→ PROVIDED MATERIAL
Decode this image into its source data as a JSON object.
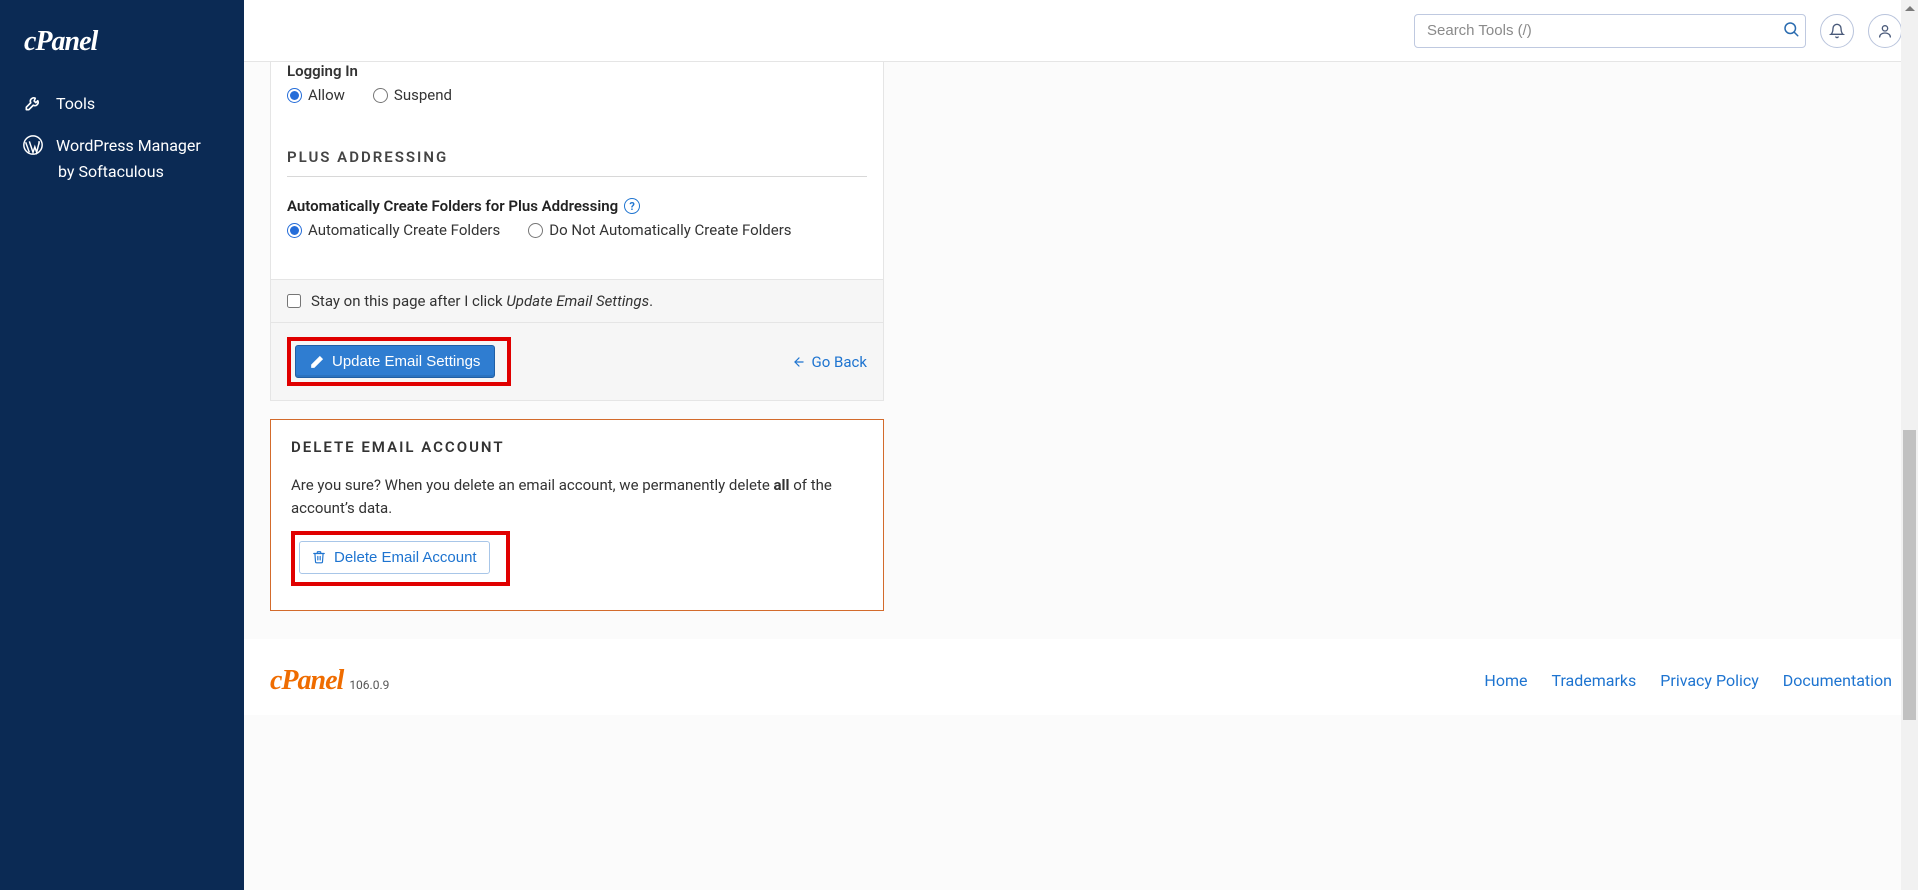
{
  "sidebar": {
    "logo": "cPanel",
    "items": [
      {
        "label": "Tools"
      },
      {
        "label": "WordPress Manager"
      }
    ],
    "wp_line2": "by Softaculous"
  },
  "topbar": {
    "search_placeholder": "Search Tools (/)"
  },
  "settings": {
    "logging_in_label": "Logging In",
    "allow_label": "Allow",
    "suspend_label": "Suspend",
    "plus_heading": "PLUS ADDRESSING",
    "auto_folders_label": "Automatically Create Folders for Plus Addressing",
    "auto_create_label": "Automatically Create Folders",
    "no_auto_create_label": "Do Not Automatically Create Folders",
    "stay_prefix": "Stay on this page after I click ",
    "stay_em": "Update Email Settings",
    "stay_suffix": ".",
    "update_btn": "Update Email Settings",
    "go_back": "Go Back"
  },
  "delete": {
    "heading": "DELETE EMAIL ACCOUNT",
    "text_before": "Are you sure? When you delete an email account, we permanently delete ",
    "text_bold": "all",
    "text_after": " of the account’s data.",
    "button": "Delete Email Account"
  },
  "footer": {
    "brand": "cPanel",
    "version": "106.0.9",
    "links": [
      "Home",
      "Trademarks",
      "Privacy Policy",
      "Documentation"
    ]
  }
}
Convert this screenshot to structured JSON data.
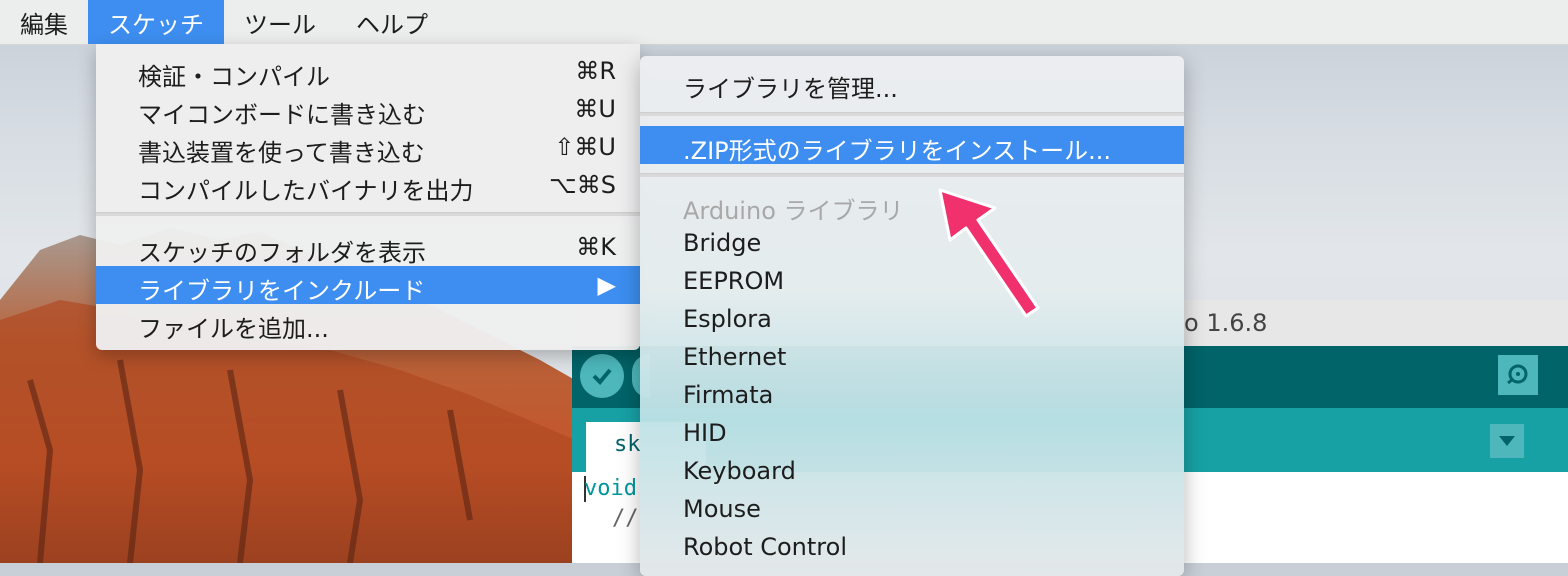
{
  "menubar": {
    "items": [
      "編集",
      "スケッチ",
      "ツール",
      "ヘルプ"
    ],
    "active_index": 1
  },
  "sketch_menu": {
    "items": [
      {
        "label": "検証・コンパイル",
        "shortcut": "⌘R"
      },
      {
        "label": "マイコンボードに書き込む",
        "shortcut": "⌘U"
      },
      {
        "label": "書込装置を使って書き込む",
        "shortcut": "⇧⌘U"
      },
      {
        "label": "コンパイルしたバイナリを出力",
        "shortcut": "⌥⌘S"
      },
      {
        "label": "スケッチのフォルダを表示",
        "shortcut": "⌘K"
      },
      {
        "label": "ライブラリをインクルード",
        "shortcut": "▶"
      },
      {
        "label": "ファイルを追加..."
      }
    ],
    "highlighted_index": 5
  },
  "library_menu": {
    "manage": "ライブラリを管理...",
    "install_zip": ".ZIP形式のライブラリをインストール...",
    "section_header": "Arduino ライブラリ",
    "libraries": [
      "Bridge",
      "EEPROM",
      "Esplora",
      "Ethernet",
      "Firmata",
      "HID",
      "Keyboard",
      "Mouse",
      "Robot Control"
    ]
  },
  "ide": {
    "title_version": "o 1.6.8",
    "tab_name": "sk",
    "code_line1": "void",
    "code_line2": "//"
  },
  "colors": {
    "highlight": "#3d8ef0",
    "arrow": "#f0316e",
    "ide_toolbar": "#006468",
    "ide_tabs": "#17a1a5"
  }
}
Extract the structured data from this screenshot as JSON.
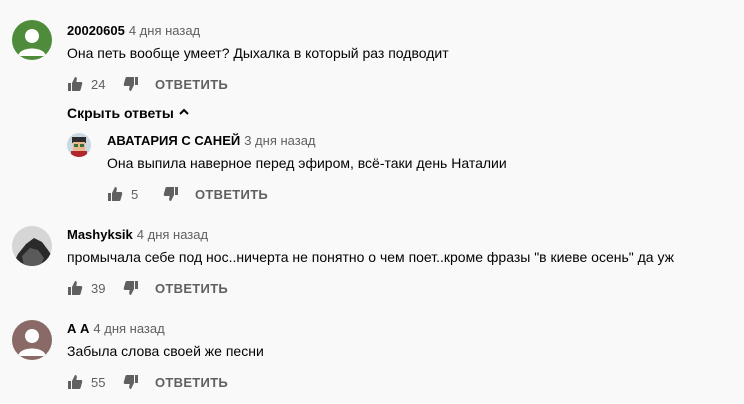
{
  "labels": {
    "reply": "ОТВЕТИТЬ",
    "hide_replies": "Скрыть ответы"
  },
  "comments": [
    {
      "author": "20020605",
      "time": "4 дня назад",
      "text": "Она петь вообще умеет? Дыхалка в который раз подводит",
      "likes": "24",
      "avatar_color": "#4e8b3a"
    },
    {
      "author": "АВАТАРИЯ С САНЕЙ",
      "time": "3 дня назад",
      "text": "Она выпила наверное перед эфиром, всё-таки день Наталии",
      "likes": "5"
    },
    {
      "author": "Mashyksik",
      "time": "4 дня назад",
      "text": "промычала себе под нос..ничерта не понятно о чем поет..кроме фразы \"в киеве осень\" да уж",
      "likes": "39"
    },
    {
      "author": "А А",
      "time": "4 дня назад",
      "text": "Забыла слова своей же песни",
      "likes": "55",
      "avatar_color": "#8a6a66"
    }
  ],
  "icons": {
    "like": "thumbs-up-icon",
    "dislike": "thumbs-down-icon",
    "chevron": "chevron-up-icon"
  }
}
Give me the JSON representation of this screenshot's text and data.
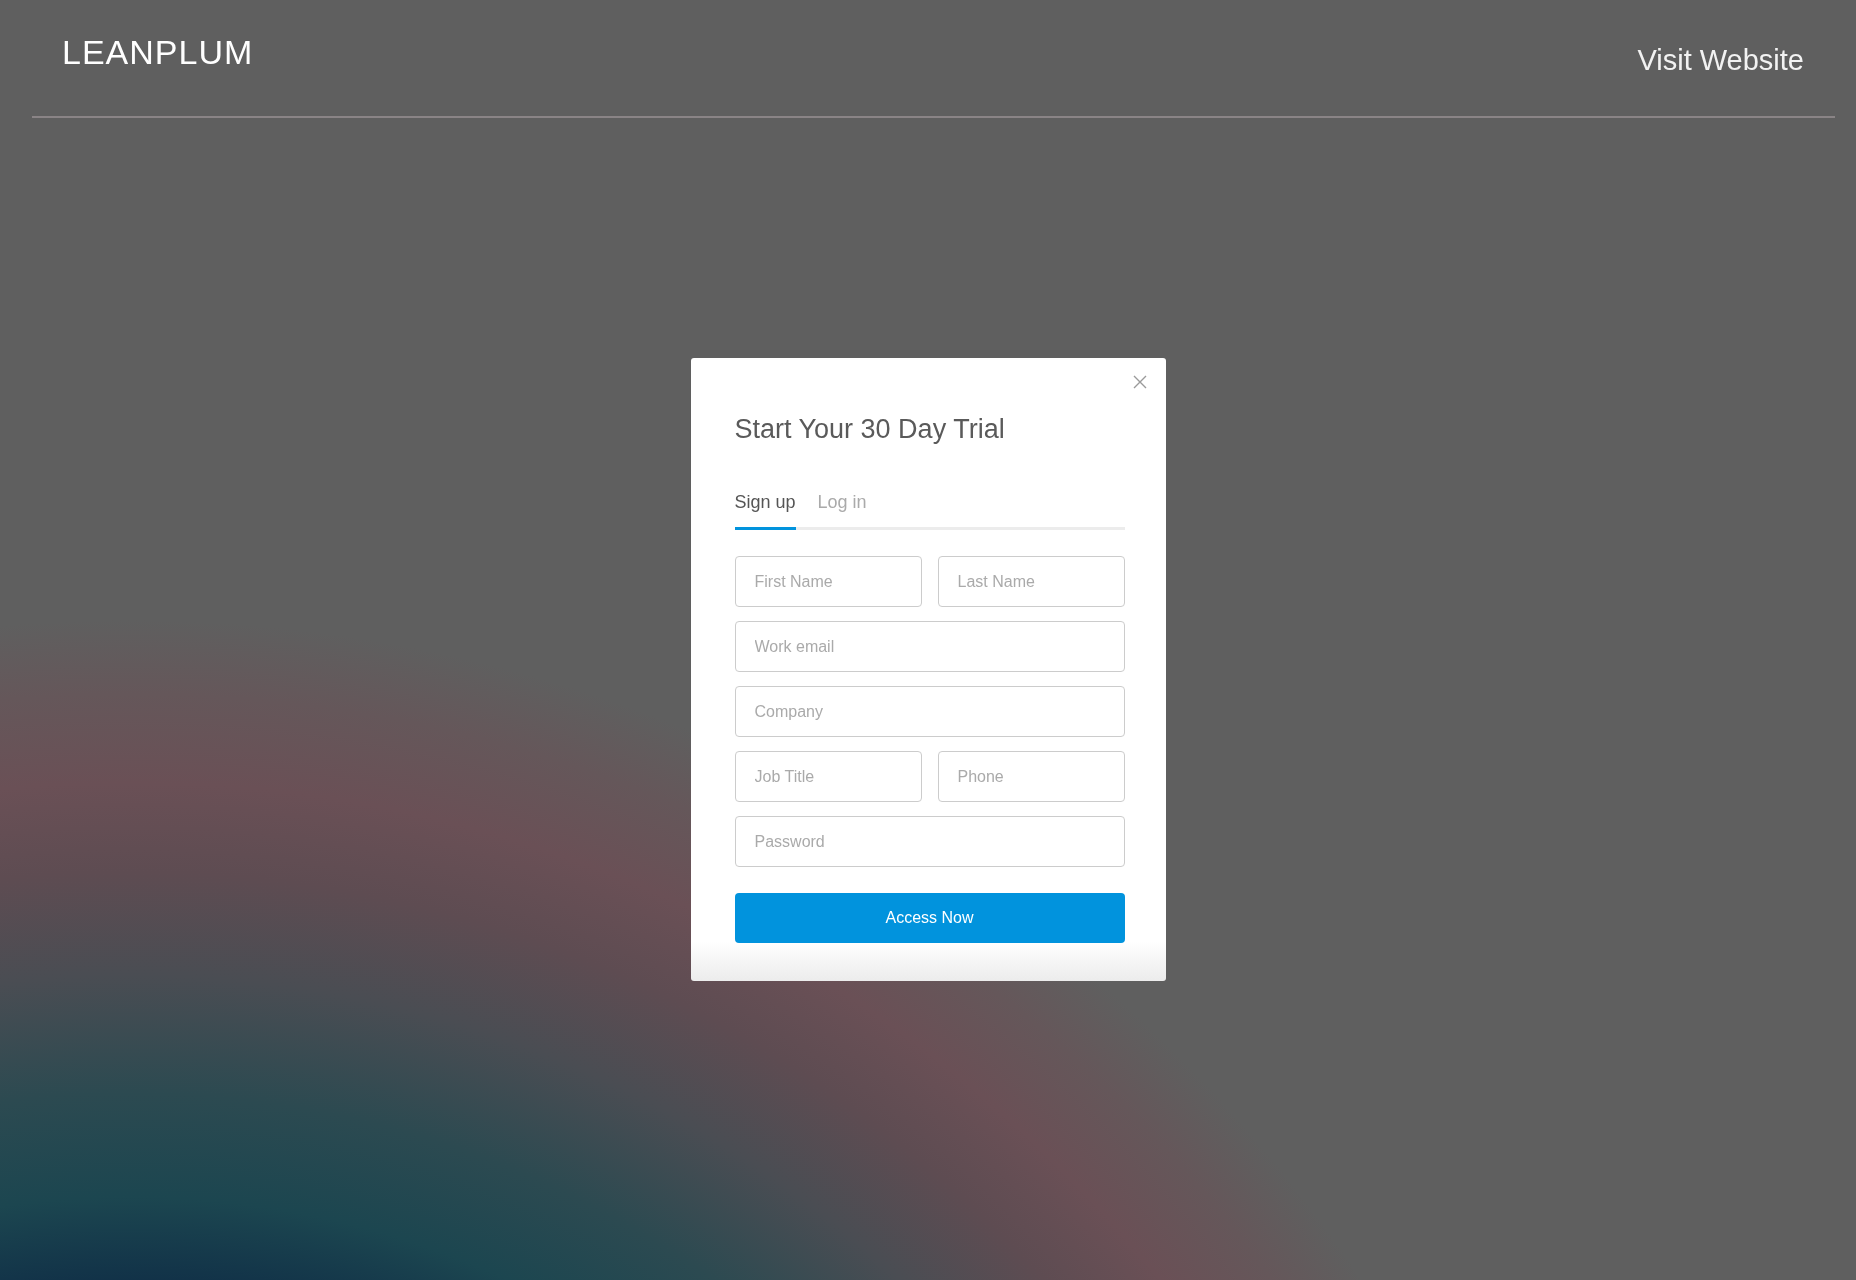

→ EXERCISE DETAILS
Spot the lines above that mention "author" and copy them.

→ EXERCISE OUTPUT
      "author": "20020605",
      "author": "АВАТАРИЯ С САНЕЙ",
      "author": "Mashyksik",
      "author": "А А",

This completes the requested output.